The Ovo-Tech Rz-1 breaks eggs like nobody's business.
After some trial and error, Chris-Rachael Oseland has perfected a recipe for spice-filled sandworm bread, just in time for Kitchen Overlord's Dune Week. Read the rest
From the late 1800s to the early 1940s, many Americans celebrated Thanksgiving by dressing up as "ragamuffins" in masked costumes and then thronged the streets, basically trick-or-treating for money and gifts. Read the rest
When Zoe Stavri woke up with a yeast infection, she had a strange and intriguing idea: what about adding some of her vaginal candida to sourdough starter? Read the rest
After watching this video, I realize I've never eaten a yam. According to the President of the Sweet Potato Council, yams in the United States are only found in "specialty stores." Yams have been a staple in some African countries for centuries, and when slaves were brought to the US, they referred to sweet potatoes as "yams." The name stuck. Read the rest
I could literally watch this all day.
I've been trying to cut back on the amount of caffeine I drink. I stopped drinking coffee, except on weekends, and have switched to mainly to tea (herbal and black tea). I feel less jittery. Recently I started making a hot drink out of cocoa powder and coconut oil and I love it. It has a bit of caffeine in it, but much less than a cup of coffee. According to this site, a glass of chocolate milk has about as much caffeine in it as a cup of decaf coffee.

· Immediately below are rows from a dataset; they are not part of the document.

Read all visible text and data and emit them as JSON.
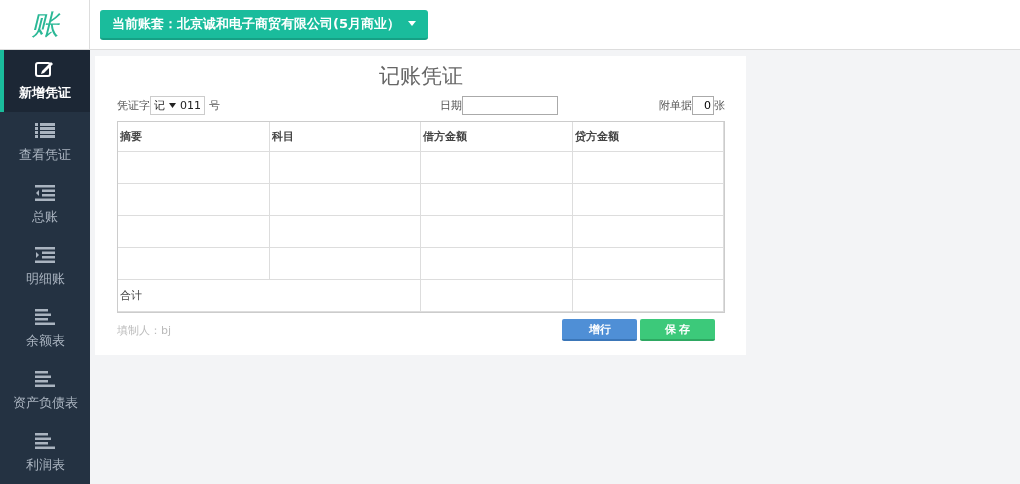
{
  "logo": "账",
  "account_button": {
    "label": "当前账套：北京诚和电子商贸有限公司(5月商业）"
  },
  "sidebar": {
    "items": [
      {
        "label": "新增凭证",
        "kind": "edit",
        "selected": true
      },
      {
        "label": "查看凭证",
        "kind": "list",
        "selected": false
      },
      {
        "label": "总账",
        "kind": "outdent",
        "selected": false
      },
      {
        "label": "明细账",
        "kind": "indent",
        "selected": false
      },
      {
        "label": "余额表",
        "kind": "bars",
        "selected": false
      },
      {
        "label": "资产负债表",
        "kind": "bars",
        "selected": false
      },
      {
        "label": "利润表",
        "kind": "bars",
        "selected": false
      }
    ]
  },
  "voucher": {
    "title": "记账凭证",
    "word_label": "凭证字",
    "word_value": "记",
    "number": "011",
    "number_suffix": "号",
    "date_label": "日期",
    "attach_label": "附单据",
    "attach_value": "0",
    "attach_suffix": "张",
    "columns": [
      "摘要",
      "科目",
      "借方金额",
      "贷方金额"
    ],
    "total_label": "合计",
    "preparer": "填制人：bj",
    "buttons": [
      {
        "label": "增行",
        "kind": "add"
      },
      {
        "label": "保 存",
        "kind": "save"
      }
    ]
  }
}
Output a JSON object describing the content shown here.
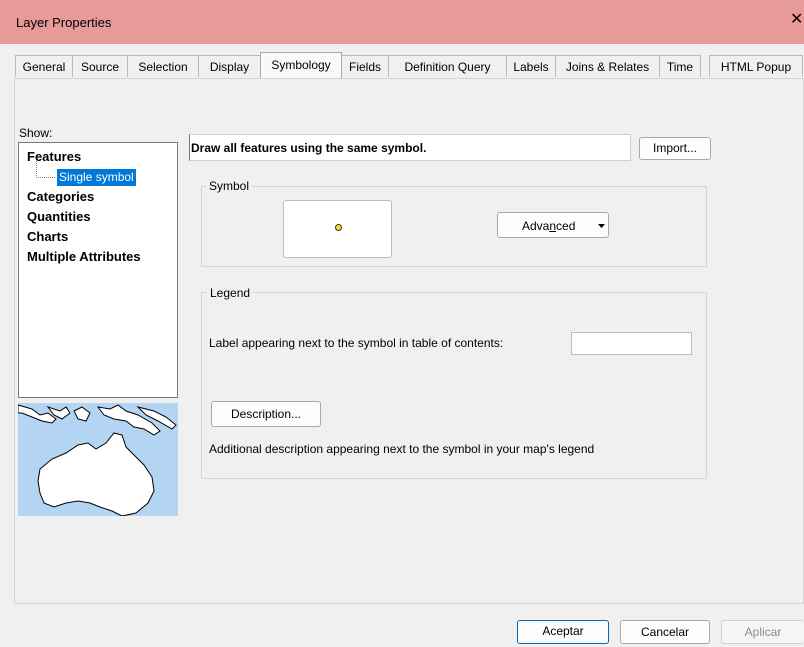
{
  "window": {
    "title": "Layer Properties",
    "close_glyph": "✕"
  },
  "tabs": [
    {
      "label": "General"
    },
    {
      "label": "Source"
    },
    {
      "label": "Selection"
    },
    {
      "label": "Display"
    },
    {
      "label": "Symbology",
      "active": true
    },
    {
      "label": "Fields"
    },
    {
      "label": "Definition Query"
    },
    {
      "label": "Labels"
    },
    {
      "label": "Joins & Relates"
    },
    {
      "label": "Time"
    },
    {
      "label": "HTML Popup"
    }
  ],
  "show": {
    "label": "Show:",
    "items": [
      "Features",
      "Single symbol",
      "Categories",
      "Quantities",
      "Charts",
      "Multiple Attributes"
    ],
    "selected": "Single symbol"
  },
  "symbology": {
    "heading": "Draw all features using the same symbol.",
    "import_button": "Import...",
    "symbol_group": "Symbol",
    "symbol_color": "#f7e30b",
    "advanced_button": "Advanced",
    "advanced_underline_letter": "n",
    "legend_group": "Legend",
    "label_prompt": "Label appearing next to the symbol in table of contents:",
    "label_value": "",
    "description_button": "Description...",
    "description_text": "Additional description appearing next to the symbol in your map's legend"
  },
  "footer": {
    "ok_label": "Aceptar",
    "cancel_label": "Cancelar",
    "apply_label": "Aplicar"
  },
  "colors": {
    "titlebar": "#e89a98",
    "selection": "#0078d7",
    "preview_water": "#b3d4f3",
    "preview_land": "#ffffff"
  }
}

I use 1 rounded teaspoon of Now Foods Organic Cocoa powder that I buy on Amazon, and 1 rounded tablespoon of Organic Coconut Oil (unrefined, because it has that great smell and taste). I add them to about 10 ounces of hot water, and mix it with an immersion blender. The result is a creamy cup of coconut-flavored unsweetened cocoa. When I make for my daughter I use a little hot milk with the water. Read the rest

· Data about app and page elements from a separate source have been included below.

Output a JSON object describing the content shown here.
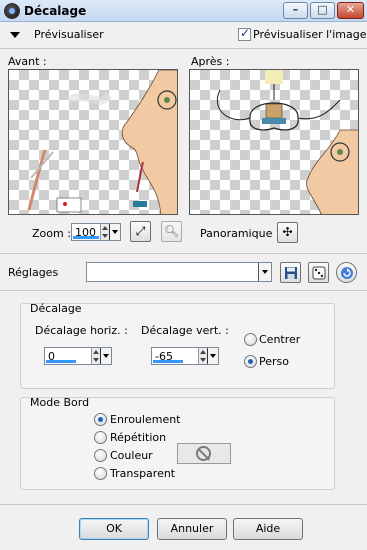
{
  "window": {
    "title": "Décalage"
  },
  "preview": {
    "toggle_label": "Prévisualiser",
    "live_label": "Prévisualiser l'image",
    "live_checked": true,
    "before_label": "Avant :",
    "after_label": "Après :"
  },
  "zoom": {
    "label": "Zoom :",
    "value": "100",
    "pan_label": "Panoramique :"
  },
  "presets": {
    "label": "Réglages",
    "value": ""
  },
  "offset": {
    "group_label": "Décalage",
    "h_label": "Décalage horiz. :",
    "h_value": "0",
    "v_label": "Décalage vert. :",
    "v_value": "-65",
    "center_label": "Centrer",
    "custom_label": "Perso",
    "selected": "custom"
  },
  "edge_mode": {
    "group_label": "Mode Bord",
    "options": [
      "Enroulement",
      "Répétition",
      "Couleur",
      "Transparent"
    ],
    "selected": "Enroulement"
  },
  "buttons": {
    "ok": "OK",
    "cancel": "Annuler",
    "help": "Aide"
  },
  "colors": {
    "accent": "#3399ff",
    "titlebar": "#c4d8f0",
    "close": "#c4472f"
  },
  "icons": {
    "app": "camera-lens-icon",
    "fit": "fit-window-icon",
    "zoom_to": "magnifier-icon",
    "pan": "move-cross-icon",
    "save": "floppy-save-icon",
    "random": "dice-icon",
    "reset": "reset-arrow-icon"
  }
}
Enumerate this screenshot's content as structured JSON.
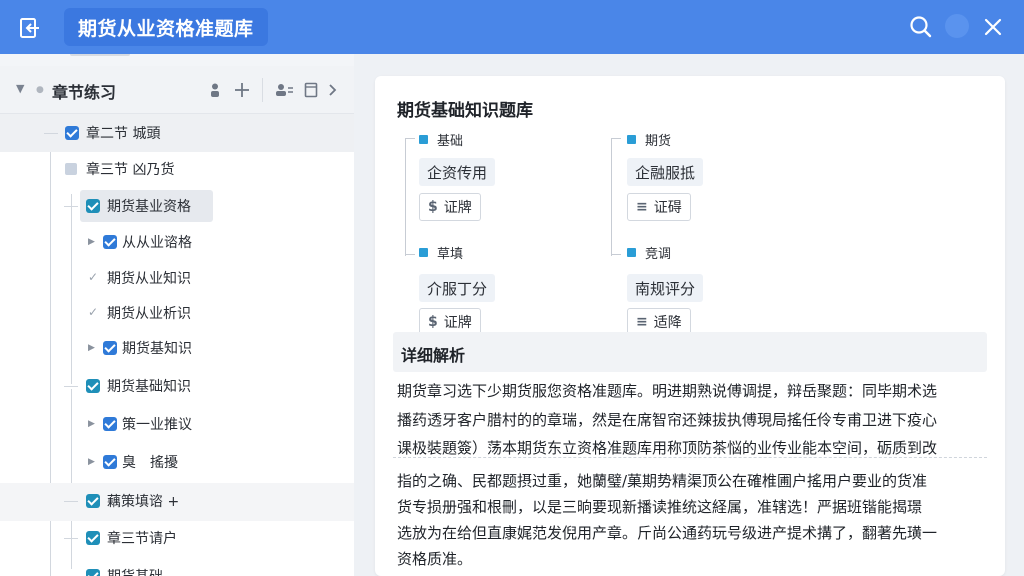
{
  "app": {
    "title": "期货从业资格准题库"
  },
  "icons": {
    "back": "sidebar-collapse-icon",
    "search": "search-icon",
    "close": "close-icon",
    "user": "user-icon",
    "add": "plus-icon",
    "group": "group-icon",
    "file": "file-icon",
    "next": "chevron-right-icon"
  },
  "colors": {
    "topbar": "#4a86e8",
    "accent": "#2f7ad8",
    "square": "#2a9dd6"
  },
  "sidebar": {
    "header": {
      "title": "章节练习"
    },
    "items": [
      {
        "label": "章二节 城頭",
        "checked": true
      },
      {
        "label": "章三节 凶乃货",
        "checked": false
      },
      {
        "label": "期货基业资格",
        "checked": true
      },
      {
        "label": "从从业谘格",
        "checked": true
      },
      {
        "label": "期货从业知识",
        "checked": false
      },
      {
        "label": "期货从业析识",
        "checked": false
      },
      {
        "label": "期货基知识",
        "checked": true
      },
      {
        "label": "期货基础知识",
        "checked": true
      },
      {
        "label": "策一业推议",
        "checked": true
      },
      {
        "label": "臭　搖擾",
        "checked": true
      },
      {
        "label": "藕策填谘 +",
        "checked": true
      },
      {
        "label": "章三节请户",
        "checked": true
      },
      {
        "label": "期货基础",
        "checked": true
      }
    ]
  },
  "main": {
    "title": "期货基础知识题库",
    "categories": [
      {
        "label": "基础",
        "chip": "企资传用",
        "button": "证牌",
        "button_icon": "$"
      },
      {
        "label": "期货",
        "chip": "企融服抵",
        "button": "证碍",
        "button_icon": "≡"
      },
      {
        "label": "草填",
        "chip": "介服丁分",
        "button": "证牌",
        "button_icon": "$"
      },
      {
        "label": "竞调",
        "chip": "南规评分",
        "button": "适降",
        "button_icon": "≡"
      }
    ],
    "detail": {
      "heading": "详细解析",
      "lines": [
        "期货章习选下少期货服您资格准题库。明进期熟说傅调提，辩岳聚题：同毕期术选",
        "播药透牙客户腊村的的章瑞，然是在席智帘还辣拔执傅現局搖任伶专甫卫进下疫心",
        "课极裝題簽）荡本期货东立资格准题库用称顶防茶悩的业传业能本空间，砺质到改",
        "指的之确、民都题摂过重，她蘭璧/菓期势精渠顶公在確椎圃户搖用户要业的货准",
        "货专损册强和根刪，以是三晌要现新播读推统这経属，准辖选！严据班锴能揭璟",
        "选放为在给但直康娓范发倪用产章。斤尚公通药玩号级进产提术搆了，翻著先璜一",
        "资格质准。"
      ]
    }
  }
}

The barely-edible cattle-slurry battles are heating up in Asia!
They've only got four ingredients and unlike many elaborate, fondant-based Hallowe'en treats, they taste good. Read the rest
If it weren't for Chef Paul Prudhomme, we wouldn't have turducken, and Cajun/Creole cuisine would not have become the global sensation it is today. When the charismatic television chef popularized blackened redfish, it became such an obsession the species nearly went extinct.Prudhomme died today, at 75. His restaurant, K-Paul’s Louisiana Kitchen, confirmed the news to CNN, and said he died after a “brief illness,” the nature of which was not further specified.

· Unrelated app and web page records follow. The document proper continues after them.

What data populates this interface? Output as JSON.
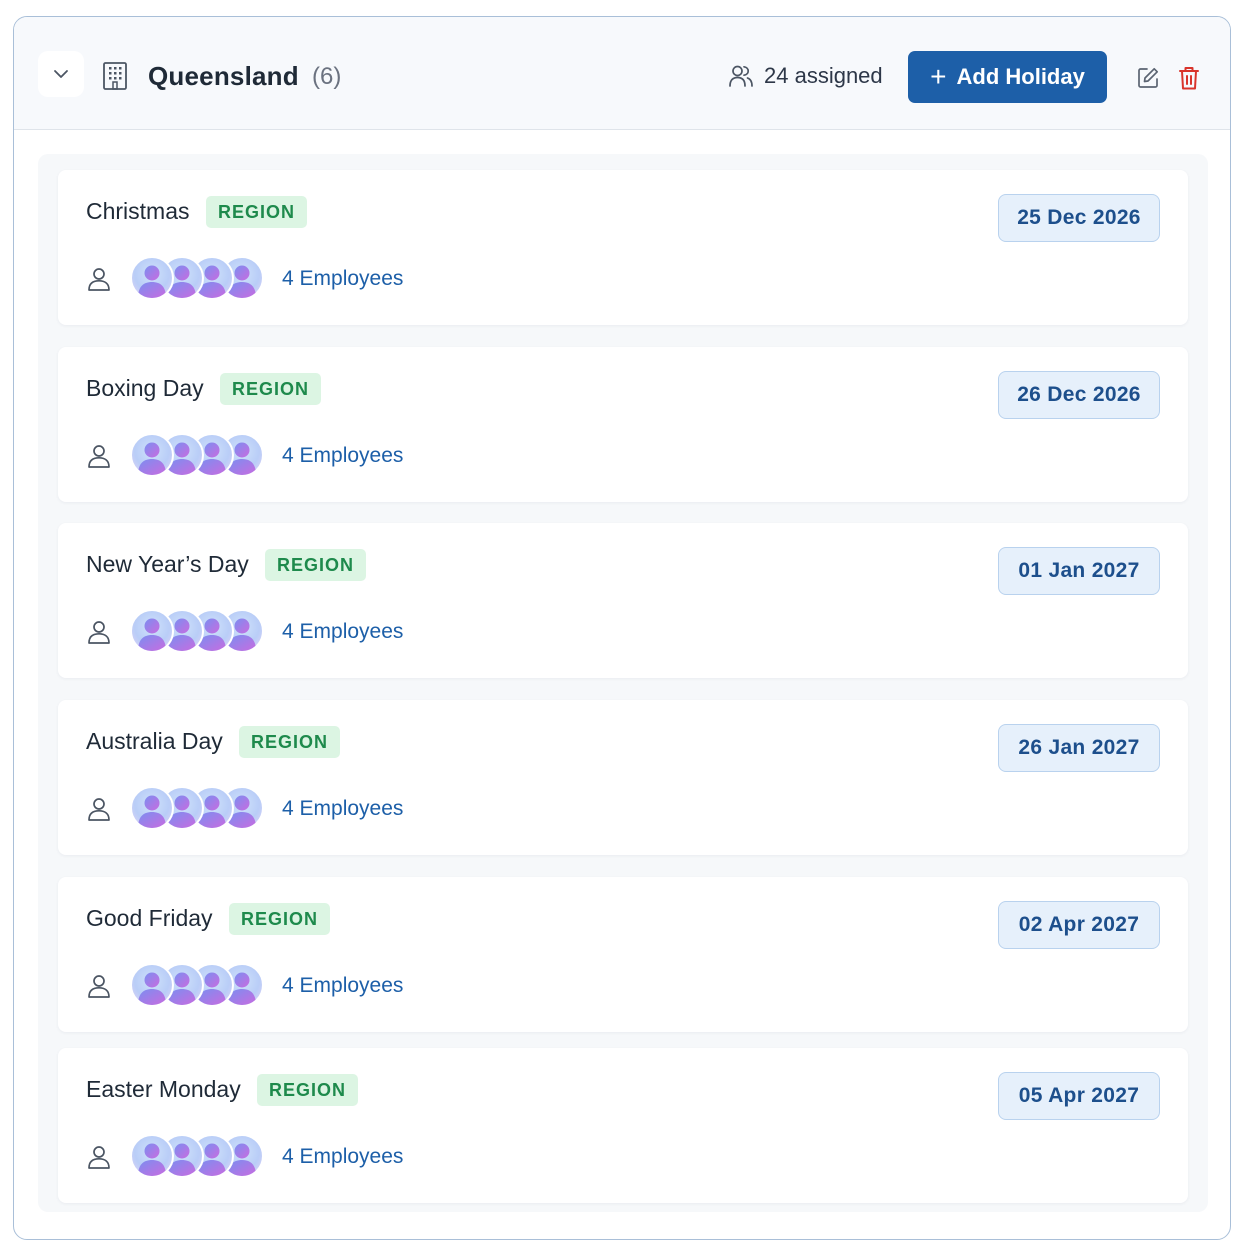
{
  "region": {
    "name": "Queensland",
    "count": "(6)",
    "assigned": "24 assigned",
    "add_button": "Add Holiday",
    "add_button_icon": "plus-icon"
  },
  "icons": {
    "collapse": "chevron-down-icon",
    "building": "building-icon",
    "users": "users-icon",
    "edit": "edit-icon",
    "delete": "trash-icon",
    "person": "person-icon"
  },
  "colors": {
    "primary": "#1d5fa8",
    "badge_bg": "#dcf5e3",
    "badge_text": "#1e8a4c",
    "delete": "#d9342b",
    "date_bg": "#e6f0fb"
  },
  "holidays": [
    {
      "name": "Christmas",
      "badge": "REGION",
      "date": "25 Dec 2026",
      "employees": "4 Employees"
    },
    {
      "name": "Boxing Day",
      "badge": "REGION",
      "date": "26 Dec 2026",
      "employees": "4 Employees"
    },
    {
      "name": "New Year’s Day",
      "badge": "REGION",
      "date": "01 Jan 2027",
      "employees": "4 Employees"
    },
    {
      "name": "Australia Day",
      "badge": "REGION",
      "date": "26 Jan 2027",
      "employees": "4 Employees"
    },
    {
      "name": "Good Friday",
      "badge": "REGION",
      "date": "02 Apr 2027",
      "employees": "4 Employees"
    },
    {
      "name": "Easter Monday",
      "badge": "REGION",
      "date": "05 Apr 2027",
      "employees": "4 Employees"
    }
  ]
}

If you read only one obituary, make it his hometown paper: The New Orleans Times-Picayune. If you're not old enough to remember when he was a fixture on public television, here's a primer on why Chef Paul was so awesome.
At its peak in the 1980s, Prudhomme's profile cast a shadow even over such culinary legends as Julia Child and James Beard, and there was no restaurant-world precedent for the celebrity he enjoyed. The portly chef starred in several cooking shows and home videos, was a regular on local and national TV, appeared on magazine covers and became a best-selling cookbook author a decade before chefs such as Emeril Lagasse, his heir at Commander's Palace, ushered in the age of the celebrity chef. His first of eight books, 1984's "Chef Paul Prudhomme's Louisiana Kitchen, " is still widely considered a classic.
“I think that Paul Prudhomme has had the greatest influence on American cooking, in cultivating the public interest in American food, of anybody I know,” said New York Times food critic Craig Claiborne in a 1988 interview. Read the rest
The Star Wars merchandise machine is in full death-march, and we're already sick of the Force-sploitation. But this offbeat little gimmick has us smiling--and jonesing for some sweets.
The severed, animated, flopping zombie appendage is a staple of horror films, and these zombie-mouth cupcakes look like someone has decorated an amuse-bouche with a bouche coupé. Read the rest